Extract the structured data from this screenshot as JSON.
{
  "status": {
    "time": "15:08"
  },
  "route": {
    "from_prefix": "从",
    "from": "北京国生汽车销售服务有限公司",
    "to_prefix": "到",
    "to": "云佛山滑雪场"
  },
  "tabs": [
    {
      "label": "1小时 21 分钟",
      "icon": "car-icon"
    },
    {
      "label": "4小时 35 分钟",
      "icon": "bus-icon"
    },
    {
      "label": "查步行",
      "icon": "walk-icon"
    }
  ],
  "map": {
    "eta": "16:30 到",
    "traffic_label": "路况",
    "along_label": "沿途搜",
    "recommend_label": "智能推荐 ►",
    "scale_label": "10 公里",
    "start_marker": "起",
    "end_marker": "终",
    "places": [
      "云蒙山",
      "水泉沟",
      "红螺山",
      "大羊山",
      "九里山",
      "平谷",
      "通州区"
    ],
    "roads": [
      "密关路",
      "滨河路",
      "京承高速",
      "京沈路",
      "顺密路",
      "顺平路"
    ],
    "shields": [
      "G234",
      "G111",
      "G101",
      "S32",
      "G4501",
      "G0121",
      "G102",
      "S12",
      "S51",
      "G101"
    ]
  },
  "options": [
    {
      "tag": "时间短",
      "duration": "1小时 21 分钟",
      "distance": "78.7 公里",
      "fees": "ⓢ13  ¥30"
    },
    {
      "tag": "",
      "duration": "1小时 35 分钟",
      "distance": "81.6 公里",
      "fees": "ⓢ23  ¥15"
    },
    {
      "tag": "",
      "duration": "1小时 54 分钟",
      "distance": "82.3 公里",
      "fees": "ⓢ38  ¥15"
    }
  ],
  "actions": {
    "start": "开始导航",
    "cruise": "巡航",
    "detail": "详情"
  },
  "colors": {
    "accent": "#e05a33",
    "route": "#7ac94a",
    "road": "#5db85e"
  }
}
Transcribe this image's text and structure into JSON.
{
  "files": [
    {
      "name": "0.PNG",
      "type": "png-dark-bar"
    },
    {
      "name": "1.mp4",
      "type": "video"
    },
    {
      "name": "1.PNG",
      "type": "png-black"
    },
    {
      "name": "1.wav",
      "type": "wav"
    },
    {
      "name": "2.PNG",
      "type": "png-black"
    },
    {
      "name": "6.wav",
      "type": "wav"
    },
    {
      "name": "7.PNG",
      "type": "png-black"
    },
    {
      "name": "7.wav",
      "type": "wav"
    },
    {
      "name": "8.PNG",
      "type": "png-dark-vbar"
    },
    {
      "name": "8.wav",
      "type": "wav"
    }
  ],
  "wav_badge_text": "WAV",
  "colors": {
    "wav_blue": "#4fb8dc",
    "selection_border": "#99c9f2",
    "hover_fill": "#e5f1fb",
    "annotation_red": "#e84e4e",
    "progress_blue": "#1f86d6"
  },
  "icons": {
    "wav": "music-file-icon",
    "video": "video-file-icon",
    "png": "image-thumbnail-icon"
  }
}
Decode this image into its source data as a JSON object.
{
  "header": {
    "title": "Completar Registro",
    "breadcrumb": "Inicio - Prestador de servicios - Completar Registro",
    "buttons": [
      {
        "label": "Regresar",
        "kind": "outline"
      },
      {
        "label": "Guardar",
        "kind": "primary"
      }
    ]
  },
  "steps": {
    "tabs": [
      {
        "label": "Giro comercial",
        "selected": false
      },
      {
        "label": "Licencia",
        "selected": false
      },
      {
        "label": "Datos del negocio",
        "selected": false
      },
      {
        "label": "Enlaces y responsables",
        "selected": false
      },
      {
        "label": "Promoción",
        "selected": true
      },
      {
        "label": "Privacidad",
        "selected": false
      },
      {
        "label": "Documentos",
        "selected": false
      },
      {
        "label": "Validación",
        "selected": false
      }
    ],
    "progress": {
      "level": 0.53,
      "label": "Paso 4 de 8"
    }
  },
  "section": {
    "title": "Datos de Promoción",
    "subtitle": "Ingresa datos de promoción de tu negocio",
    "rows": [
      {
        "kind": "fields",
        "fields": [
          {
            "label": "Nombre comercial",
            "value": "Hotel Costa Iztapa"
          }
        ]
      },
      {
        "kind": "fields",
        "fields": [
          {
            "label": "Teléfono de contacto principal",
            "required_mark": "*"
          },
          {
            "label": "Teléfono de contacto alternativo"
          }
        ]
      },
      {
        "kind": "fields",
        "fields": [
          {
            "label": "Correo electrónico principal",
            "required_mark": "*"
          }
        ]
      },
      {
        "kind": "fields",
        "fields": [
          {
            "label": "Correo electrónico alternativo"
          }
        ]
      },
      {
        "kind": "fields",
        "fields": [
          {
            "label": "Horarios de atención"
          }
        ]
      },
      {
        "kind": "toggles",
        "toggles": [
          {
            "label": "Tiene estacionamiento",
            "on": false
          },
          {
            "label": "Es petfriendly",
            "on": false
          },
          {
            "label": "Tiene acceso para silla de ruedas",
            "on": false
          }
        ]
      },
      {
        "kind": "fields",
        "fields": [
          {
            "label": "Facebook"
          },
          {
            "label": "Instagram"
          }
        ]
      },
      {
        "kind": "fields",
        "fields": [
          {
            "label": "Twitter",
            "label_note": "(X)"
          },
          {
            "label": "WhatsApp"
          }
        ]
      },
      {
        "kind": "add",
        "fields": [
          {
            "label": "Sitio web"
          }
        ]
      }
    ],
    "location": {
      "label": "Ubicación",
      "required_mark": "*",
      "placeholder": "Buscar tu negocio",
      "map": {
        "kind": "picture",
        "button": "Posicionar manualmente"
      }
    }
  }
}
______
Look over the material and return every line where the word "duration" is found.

      "duration": "1小时 21 分钟",
      "duration": "1小时 35 分钟",
      "duration": "1小时 54 分钟",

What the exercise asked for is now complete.